→ Task inputs:
--

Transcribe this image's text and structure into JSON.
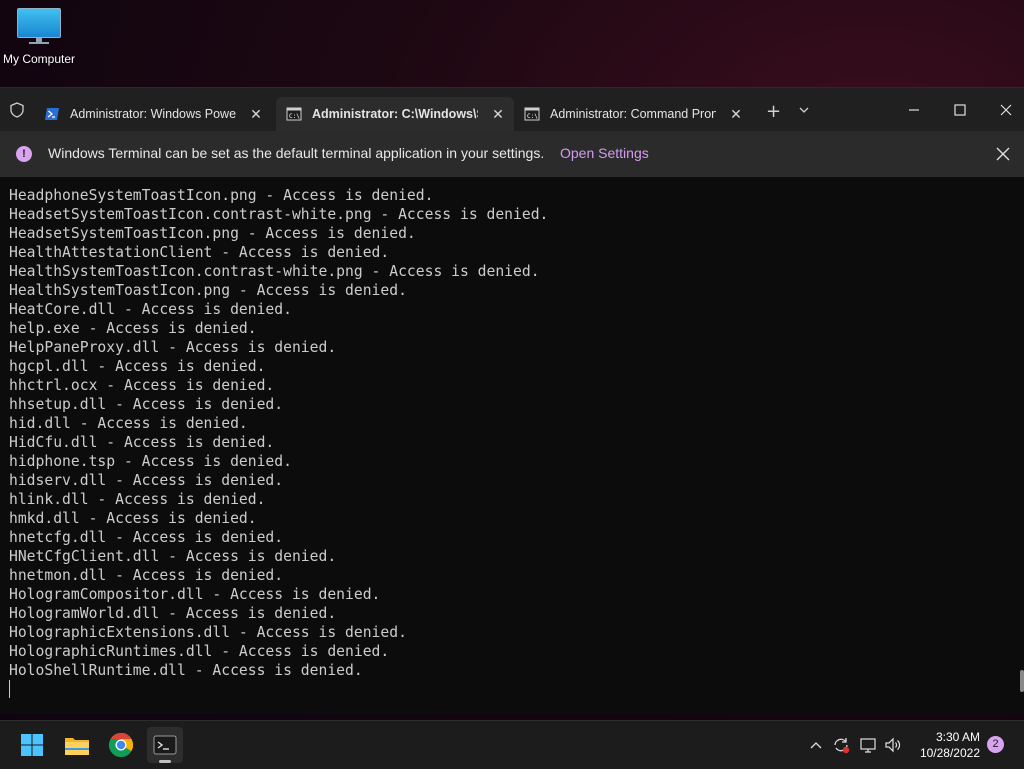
{
  "desktop": {
    "icons": [
      {
        "label": "My Computer",
        "icon": "monitor-icon"
      }
    ]
  },
  "terminal": {
    "tabs": [
      {
        "label": "Administrator: Windows Powe",
        "icon": "powershell-icon",
        "active": false
      },
      {
        "label": "Administrator:  C:\\Windows\\S",
        "icon": "cmd-icon",
        "active": true
      },
      {
        "label": "Administrator: Command Pron",
        "icon": "cmd-icon",
        "active": false
      }
    ],
    "infobar": {
      "message": "Windows Terminal can be set as the default terminal application in your settings.",
      "link": "Open Settings",
      "accent": "#d39cf0"
    },
    "lines": [
      "HeadphoneSystemToastIcon.png - Access is denied.",
      "HeadsetSystemToastIcon.contrast-white.png - Access is denied.",
      "HeadsetSystemToastIcon.png - Access is denied.",
      "HealthAttestationClient - Access is denied.",
      "HealthSystemToastIcon.contrast-white.png - Access is denied.",
      "HealthSystemToastIcon.png - Access is denied.",
      "HeatCore.dll - Access is denied.",
      "help.exe - Access is denied.",
      "HelpPaneProxy.dll - Access is denied.",
      "hgcpl.dll - Access is denied.",
      "hhctrl.ocx - Access is denied.",
      "hhsetup.dll - Access is denied.",
      "hid.dll - Access is denied.",
      "HidCfu.dll - Access is denied.",
      "hidphone.tsp - Access is denied.",
      "hidserv.dll - Access is denied.",
      "hlink.dll - Access is denied.",
      "hmkd.dll - Access is denied.",
      "hnetcfg.dll - Access is denied.",
      "HNetCfgClient.dll - Access is denied.",
      "hnetmon.dll - Access is denied.",
      "HologramCompositor.dll - Access is denied.",
      "HologramWorld.dll - Access is denied.",
      "HolographicExtensions.dll - Access is denied.",
      "HolographicRuntimes.dll - Access is denied.",
      "HoloShellRuntime.dll - Access is denied."
    ]
  },
  "taskbar": {
    "apps": [
      "start-icon",
      "file-explorer-icon",
      "chrome-icon",
      "terminal-icon"
    ],
    "tray": [
      "chevron-up-icon",
      "sync-icon",
      "network-icon",
      "volume-icon"
    ],
    "time": "3:30 AM",
    "date": "10/28/2022",
    "notifications": "2"
  }
}
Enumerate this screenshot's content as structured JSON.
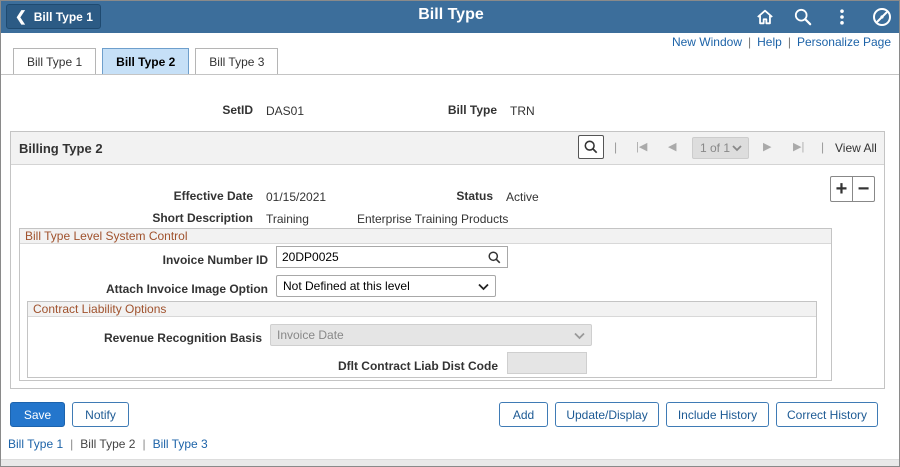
{
  "header": {
    "back_label": "Bill Type 1",
    "title": "Bill Type",
    "icons": [
      "home-icon",
      "search-icon",
      "actions-menu-icon",
      "navbar-icon"
    ],
    "color": "#3c6e9b"
  },
  "top_links": {
    "new_window": "New Window",
    "help": "Help",
    "personalize": "Personalize Page"
  },
  "tabs": [
    {
      "label": "Bill Type 1",
      "active": false
    },
    {
      "label": "Bill Type 2",
      "active": true
    },
    {
      "label": "Bill Type 3",
      "active": false
    }
  ],
  "key_fields": {
    "setid_label": "SetID",
    "setid_value": "DAS01",
    "bill_type_label": "Bill Type",
    "bill_type_value": "TRN"
  },
  "billing_grid": {
    "title": "Billing Type 2",
    "rows_selector": "1 of 1",
    "view_all": "View All",
    "effective_date_label": "Effective Date",
    "effective_date": "01/15/2021",
    "status_label": "Status",
    "status": "Active",
    "short_desc_label": "Short Description",
    "short_desc": "Training",
    "long_desc": "Enterprise Training Products",
    "system_control": {
      "title": "Bill Type Level System Control",
      "invoice_number_id_label": "Invoice Number ID",
      "invoice_number_id": "20DP0025",
      "attach_image_label": "Attach Invoice Image Option",
      "attach_image_value": "Not Defined at this level"
    },
    "contract_liability": {
      "title": "Contract Liability Options",
      "rev_rec_label": "Revenue Recognition Basis",
      "rev_rec_value": "Invoice Date",
      "dflt_code_label": "Dflt Contract Liab Dist Code",
      "dflt_code_value": ""
    }
  },
  "buttons": {
    "save": "Save",
    "notify": "Notify",
    "add": "Add",
    "update_display": "Update/Display",
    "include_history": "Include History",
    "correct_history": "Correct History"
  },
  "bottom_links": {
    "bill_type_1": "Bill Type 1",
    "bill_type_2": "Bill Type 2",
    "bill_type_3": "Bill Type 3"
  }
}
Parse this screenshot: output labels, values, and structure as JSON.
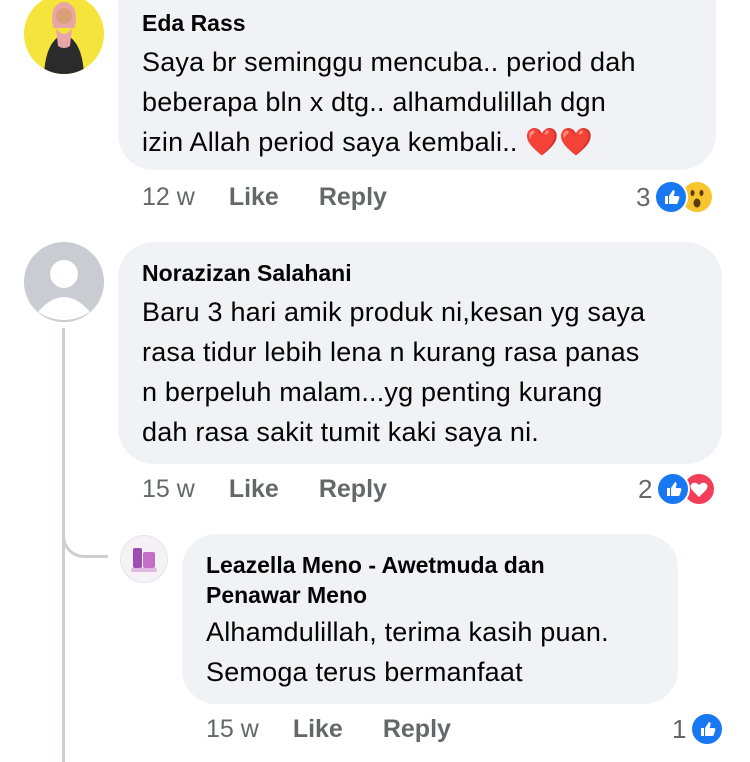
{
  "comments": [
    {
      "author": "Eda Rass",
      "lines": [
        "Saya br seminggu mencuba.. period dah",
        "beberapa bln x dtg.. alhamdulillah dgn",
        "izin Allah period saya kembali.."
      ],
      "emoji": "❤️❤️",
      "time": "12 w",
      "like_label": "Like",
      "reply_label": "Reply",
      "reaction_count": "3",
      "reactions": [
        "like-icon",
        "wow-icon"
      ]
    },
    {
      "author": "Norazizan Salahani",
      "lines": [
        "Baru 3 hari amik produk ni,kesan yg saya",
        "rasa tidur lebih lena n kurang rasa panas",
        "n berpeluh malam...yg penting kurang",
        "dah rasa sakit tumit kaki saya ni."
      ],
      "time": "15 w",
      "like_label": "Like",
      "reply_label": "Reply",
      "reaction_count": "2",
      "reactions": [
        "like-icon",
        "love-icon"
      ]
    },
    {
      "author_line1": "Leazella Meno - Awetmuda dan",
      "author_line2": "Penawar Meno",
      "lines": [
        "Alhamdulillah, terima kasih puan.",
        "Semoga terus bermanfaat"
      ],
      "time": "15 w",
      "like_label": "Like",
      "reply_label": "Reply",
      "reaction_count": "1",
      "reactions": [
        "like-icon"
      ]
    }
  ],
  "colors": {
    "bubble": "#f0f2f5",
    "meta": "#65676b",
    "like_blue": "#1877f2",
    "love_red": "#f33e58",
    "avatar_yellow": "#f5e43b",
    "avatar_grey": "#c9ccd1"
  }
}
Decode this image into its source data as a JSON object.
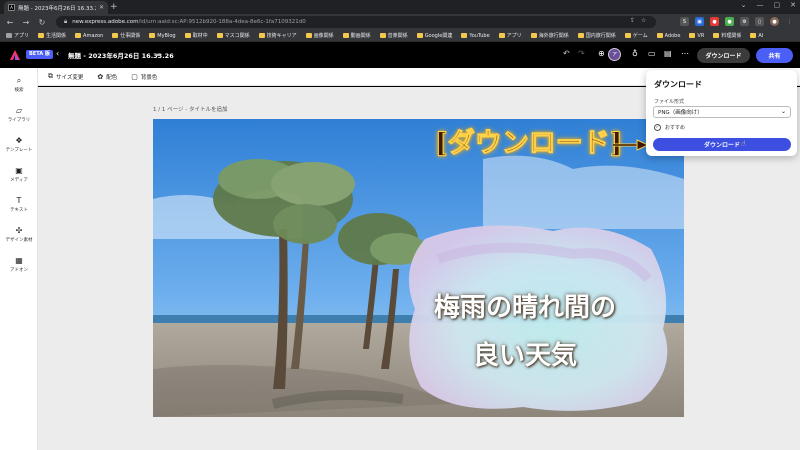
{
  "browser": {
    "tab_title": "無題 - 2023年6月26日 16.33.26",
    "tab_favicon": "A",
    "url_host": "new.express.adobe.com",
    "url_path": "/id/urn:aaid:sc:AP:9512b920-188a-4dea-8e6c-1fa7109321d0",
    "bookmarks": [
      "アプリ",
      "生活関係",
      "Amazon",
      "仕事関係",
      "MyBlog",
      "取材中",
      "マスコ関係",
      "技術キャリア",
      "画像関係",
      "動画関係",
      "音楽関係",
      "Google関連",
      "YouTube",
      "アプリ",
      "海外旅行関係",
      "国内旅行関係",
      "ゲーム",
      "Adobe",
      "VR",
      "料理関係",
      "AI"
    ]
  },
  "header": {
    "beta": "BETA 版",
    "doc_title": "無題 - 2023年6月26日 16.33.26",
    "download": "ダウンロード",
    "share": "共有",
    "avatar_text": "ア"
  },
  "rail": {
    "items": [
      {
        "label": "検索",
        "icon": "search-icon"
      },
      {
        "label": "ライブラリ",
        "icon": "folder-icon"
      },
      {
        "label": "テンプレート",
        "icon": "template-icon"
      },
      {
        "label": "メディア",
        "icon": "media-icon"
      },
      {
        "label": "テキスト",
        "icon": "text-icon"
      },
      {
        "label": "デザイン素材",
        "icon": "shapes-icon"
      },
      {
        "label": "アドオン",
        "icon": "addon-icon"
      }
    ]
  },
  "toolbar": {
    "resize": "サイズ変更",
    "color": "配色",
    "background": "背景色"
  },
  "canvas": {
    "page_label": "1 / 1 ページ - タイトルを追加",
    "art_line1": "梅雨の晴れ間の",
    "art_line2": "良い天気",
    "callout": "[ダウンロード]"
  },
  "download_panel": {
    "title": "ダウンロード",
    "format_label": "ファイル形式",
    "format_value": "PNG（画像向け）",
    "recommended": "おすすめ",
    "button": "ダウンロード"
  },
  "colors": {
    "accent": "#4b5ef5",
    "download_button": "#3d4fe0"
  }
}
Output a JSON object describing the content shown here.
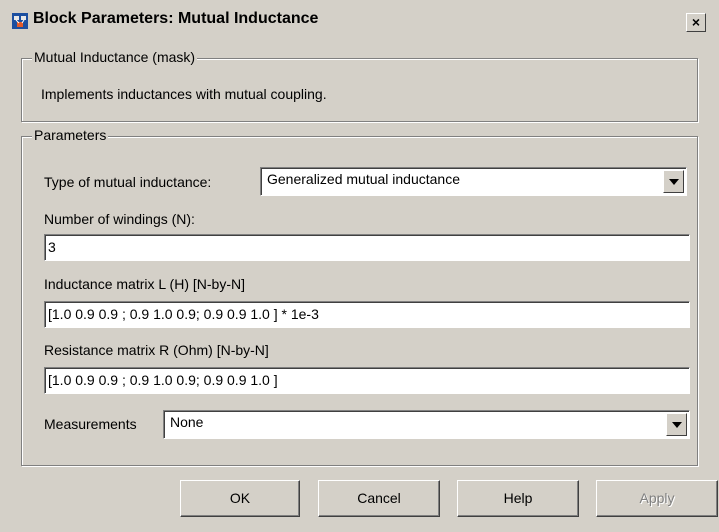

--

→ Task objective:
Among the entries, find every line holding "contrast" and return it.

→ Response:
      "HeadsetSystemToastIcon.contrast-white.png - Access is denied.",
      "HealthSystemToastIcon.contrast-white.png - Access is denied.",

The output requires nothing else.